[Problem statement] Check each line of the material below for "chip", then copy the ones that contain it.

[Data extracts]
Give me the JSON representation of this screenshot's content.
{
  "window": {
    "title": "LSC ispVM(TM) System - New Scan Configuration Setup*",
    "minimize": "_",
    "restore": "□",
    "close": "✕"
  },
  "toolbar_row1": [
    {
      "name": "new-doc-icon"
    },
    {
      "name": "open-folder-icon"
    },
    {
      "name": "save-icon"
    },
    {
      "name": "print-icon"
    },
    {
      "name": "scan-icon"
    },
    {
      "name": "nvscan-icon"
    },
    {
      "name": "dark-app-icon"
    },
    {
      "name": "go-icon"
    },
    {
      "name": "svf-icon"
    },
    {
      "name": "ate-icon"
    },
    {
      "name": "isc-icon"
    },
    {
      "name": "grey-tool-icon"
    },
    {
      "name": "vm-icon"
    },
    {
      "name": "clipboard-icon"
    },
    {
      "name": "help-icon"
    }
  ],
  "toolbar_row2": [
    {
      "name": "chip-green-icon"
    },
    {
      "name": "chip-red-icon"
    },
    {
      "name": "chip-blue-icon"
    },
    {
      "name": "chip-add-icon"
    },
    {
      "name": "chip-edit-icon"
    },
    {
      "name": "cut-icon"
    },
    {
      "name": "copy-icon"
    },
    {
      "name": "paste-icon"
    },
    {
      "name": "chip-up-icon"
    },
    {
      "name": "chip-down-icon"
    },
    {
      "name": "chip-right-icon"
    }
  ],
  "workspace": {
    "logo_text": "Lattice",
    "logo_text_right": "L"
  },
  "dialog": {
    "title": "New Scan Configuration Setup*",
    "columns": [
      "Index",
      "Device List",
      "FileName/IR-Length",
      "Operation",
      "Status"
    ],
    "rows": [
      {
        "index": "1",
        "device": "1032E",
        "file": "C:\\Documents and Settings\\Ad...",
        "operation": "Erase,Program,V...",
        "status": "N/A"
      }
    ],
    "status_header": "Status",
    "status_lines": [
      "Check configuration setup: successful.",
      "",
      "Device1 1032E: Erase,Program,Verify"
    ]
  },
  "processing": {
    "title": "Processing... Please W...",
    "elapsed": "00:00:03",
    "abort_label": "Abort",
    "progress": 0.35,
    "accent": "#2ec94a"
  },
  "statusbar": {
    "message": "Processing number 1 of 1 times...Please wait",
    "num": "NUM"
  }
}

[Written solution]
      "name": "chip-green-icon"
      "name": "chip-red-icon"
      "name": "chip-blue-icon"
      "name": "chip-add-icon"
      "name": "chip-edit-icon"
      "name": "chip-up-icon"
      "name": "chip-down-icon"
      "name": "chip-right-icon"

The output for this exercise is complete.